PROVIDED ENTRIES Block Start

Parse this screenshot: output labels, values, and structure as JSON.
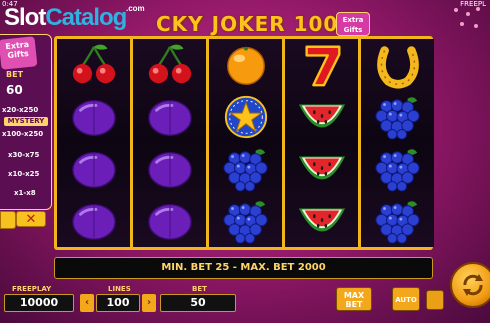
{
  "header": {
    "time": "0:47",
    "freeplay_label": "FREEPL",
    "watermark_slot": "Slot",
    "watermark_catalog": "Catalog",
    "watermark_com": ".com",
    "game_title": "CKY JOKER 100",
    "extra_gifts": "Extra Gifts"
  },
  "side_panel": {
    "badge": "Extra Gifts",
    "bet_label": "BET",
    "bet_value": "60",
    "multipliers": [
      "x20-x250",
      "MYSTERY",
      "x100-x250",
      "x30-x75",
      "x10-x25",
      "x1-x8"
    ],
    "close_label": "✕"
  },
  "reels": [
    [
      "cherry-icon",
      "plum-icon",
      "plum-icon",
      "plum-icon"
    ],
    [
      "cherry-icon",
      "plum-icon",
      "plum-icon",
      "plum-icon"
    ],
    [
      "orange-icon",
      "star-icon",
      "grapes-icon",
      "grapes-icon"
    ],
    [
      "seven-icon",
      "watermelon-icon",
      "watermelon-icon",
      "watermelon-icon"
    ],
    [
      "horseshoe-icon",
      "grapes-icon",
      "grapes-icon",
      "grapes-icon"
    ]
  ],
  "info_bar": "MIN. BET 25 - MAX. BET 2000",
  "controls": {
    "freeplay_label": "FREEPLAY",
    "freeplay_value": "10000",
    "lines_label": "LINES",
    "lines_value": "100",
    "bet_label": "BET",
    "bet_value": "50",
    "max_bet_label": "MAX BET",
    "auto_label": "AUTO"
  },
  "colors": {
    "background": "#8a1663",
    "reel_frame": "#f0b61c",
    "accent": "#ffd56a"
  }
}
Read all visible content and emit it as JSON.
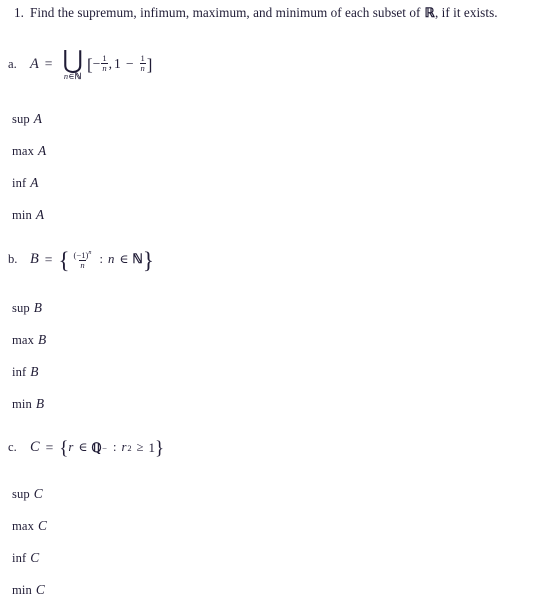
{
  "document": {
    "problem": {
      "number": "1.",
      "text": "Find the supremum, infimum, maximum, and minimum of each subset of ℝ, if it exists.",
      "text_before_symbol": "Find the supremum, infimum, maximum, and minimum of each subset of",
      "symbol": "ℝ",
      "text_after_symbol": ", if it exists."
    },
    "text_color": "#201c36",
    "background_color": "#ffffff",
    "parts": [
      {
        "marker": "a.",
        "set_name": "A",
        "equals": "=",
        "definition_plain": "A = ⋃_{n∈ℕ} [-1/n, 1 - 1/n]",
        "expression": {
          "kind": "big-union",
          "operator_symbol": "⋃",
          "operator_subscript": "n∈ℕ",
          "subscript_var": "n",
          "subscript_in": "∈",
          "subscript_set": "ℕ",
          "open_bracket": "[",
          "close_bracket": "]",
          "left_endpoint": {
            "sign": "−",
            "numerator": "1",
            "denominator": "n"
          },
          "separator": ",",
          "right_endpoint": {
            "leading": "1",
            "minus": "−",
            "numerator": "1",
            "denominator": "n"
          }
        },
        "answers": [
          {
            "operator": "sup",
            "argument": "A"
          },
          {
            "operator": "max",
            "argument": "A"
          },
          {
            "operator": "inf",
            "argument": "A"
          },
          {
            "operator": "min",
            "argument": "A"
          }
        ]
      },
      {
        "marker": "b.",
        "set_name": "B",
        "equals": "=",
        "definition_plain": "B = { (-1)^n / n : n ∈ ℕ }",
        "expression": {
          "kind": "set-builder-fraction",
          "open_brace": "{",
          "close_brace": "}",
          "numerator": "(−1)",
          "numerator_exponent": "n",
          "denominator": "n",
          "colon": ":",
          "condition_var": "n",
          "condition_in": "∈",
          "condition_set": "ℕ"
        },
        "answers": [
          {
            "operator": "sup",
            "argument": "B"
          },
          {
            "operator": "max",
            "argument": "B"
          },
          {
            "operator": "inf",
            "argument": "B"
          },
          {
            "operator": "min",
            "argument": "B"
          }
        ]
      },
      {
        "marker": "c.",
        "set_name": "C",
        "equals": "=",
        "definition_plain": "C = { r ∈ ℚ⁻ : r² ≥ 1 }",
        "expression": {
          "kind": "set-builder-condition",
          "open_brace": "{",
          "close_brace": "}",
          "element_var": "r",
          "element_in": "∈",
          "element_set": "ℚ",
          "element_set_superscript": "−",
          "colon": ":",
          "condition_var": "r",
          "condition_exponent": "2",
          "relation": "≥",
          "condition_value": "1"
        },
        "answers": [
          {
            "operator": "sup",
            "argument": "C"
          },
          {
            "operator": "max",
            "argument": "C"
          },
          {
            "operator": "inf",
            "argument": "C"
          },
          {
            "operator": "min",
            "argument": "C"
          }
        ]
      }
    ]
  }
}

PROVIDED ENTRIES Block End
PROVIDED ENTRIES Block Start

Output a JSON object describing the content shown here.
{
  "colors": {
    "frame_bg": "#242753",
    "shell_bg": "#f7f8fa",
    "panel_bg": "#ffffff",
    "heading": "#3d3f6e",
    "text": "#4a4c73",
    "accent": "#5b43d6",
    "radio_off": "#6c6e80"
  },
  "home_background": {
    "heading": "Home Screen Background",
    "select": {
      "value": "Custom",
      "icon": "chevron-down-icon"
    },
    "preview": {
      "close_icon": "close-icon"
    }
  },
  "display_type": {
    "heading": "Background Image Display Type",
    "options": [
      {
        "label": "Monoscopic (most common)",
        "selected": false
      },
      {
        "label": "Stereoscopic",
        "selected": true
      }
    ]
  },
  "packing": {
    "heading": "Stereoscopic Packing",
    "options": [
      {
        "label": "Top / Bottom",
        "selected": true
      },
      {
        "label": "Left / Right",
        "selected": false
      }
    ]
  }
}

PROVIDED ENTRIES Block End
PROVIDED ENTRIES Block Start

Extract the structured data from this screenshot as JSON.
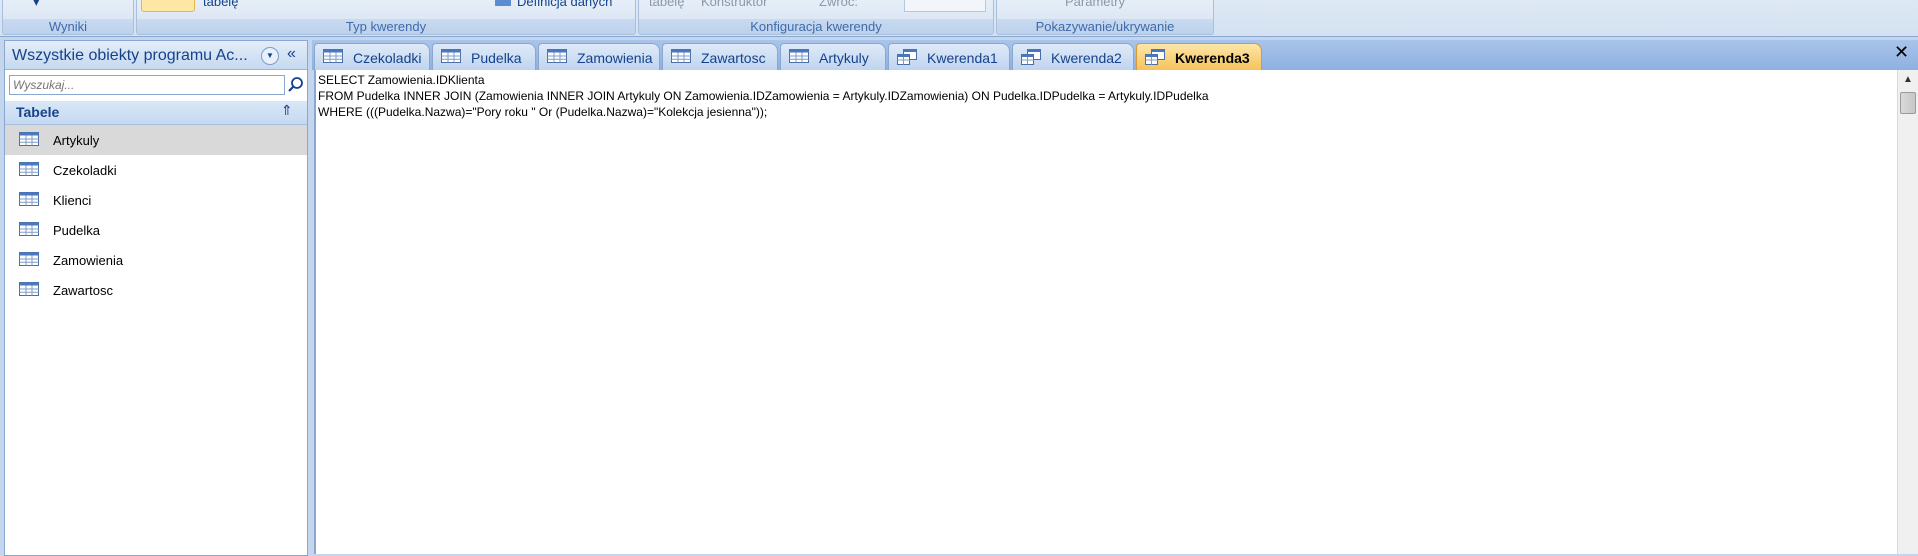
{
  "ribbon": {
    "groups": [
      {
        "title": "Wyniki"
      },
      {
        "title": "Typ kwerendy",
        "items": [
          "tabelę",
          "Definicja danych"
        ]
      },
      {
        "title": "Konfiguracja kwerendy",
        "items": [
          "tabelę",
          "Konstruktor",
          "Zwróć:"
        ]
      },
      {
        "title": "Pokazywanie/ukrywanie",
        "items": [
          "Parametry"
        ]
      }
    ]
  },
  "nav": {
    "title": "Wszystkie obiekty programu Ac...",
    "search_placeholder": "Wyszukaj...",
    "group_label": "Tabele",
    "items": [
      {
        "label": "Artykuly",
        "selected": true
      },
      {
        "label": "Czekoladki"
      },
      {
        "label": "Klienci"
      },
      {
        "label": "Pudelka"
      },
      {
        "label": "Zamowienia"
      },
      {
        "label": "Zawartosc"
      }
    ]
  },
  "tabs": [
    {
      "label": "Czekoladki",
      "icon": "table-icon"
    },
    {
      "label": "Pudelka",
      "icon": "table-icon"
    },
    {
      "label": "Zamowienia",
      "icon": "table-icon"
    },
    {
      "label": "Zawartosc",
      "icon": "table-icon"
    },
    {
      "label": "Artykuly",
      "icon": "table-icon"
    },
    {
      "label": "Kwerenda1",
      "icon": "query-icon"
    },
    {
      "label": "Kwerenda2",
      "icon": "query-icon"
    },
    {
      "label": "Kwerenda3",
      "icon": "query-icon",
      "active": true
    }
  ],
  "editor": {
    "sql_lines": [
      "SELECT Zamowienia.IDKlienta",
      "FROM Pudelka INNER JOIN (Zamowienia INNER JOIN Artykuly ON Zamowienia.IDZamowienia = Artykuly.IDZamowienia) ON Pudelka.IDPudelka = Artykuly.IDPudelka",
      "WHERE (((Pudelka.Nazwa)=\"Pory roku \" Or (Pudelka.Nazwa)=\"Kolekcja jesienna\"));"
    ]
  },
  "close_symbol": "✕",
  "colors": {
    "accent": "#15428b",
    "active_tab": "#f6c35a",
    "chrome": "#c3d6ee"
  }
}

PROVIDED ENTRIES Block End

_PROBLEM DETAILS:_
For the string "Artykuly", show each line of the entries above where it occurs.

_ANSWER SECTION:_
        "label": "Artykuly",
      "label": "Artykuly",
      "FROM Pudelka INNER JOIN (Zamowienia INNER JOIN Artykuly ON Zamowienia.IDZamowienia = Artykuly.IDZamowienia) ON Pudelka.IDPudelka = Artykuly.IDPudelka",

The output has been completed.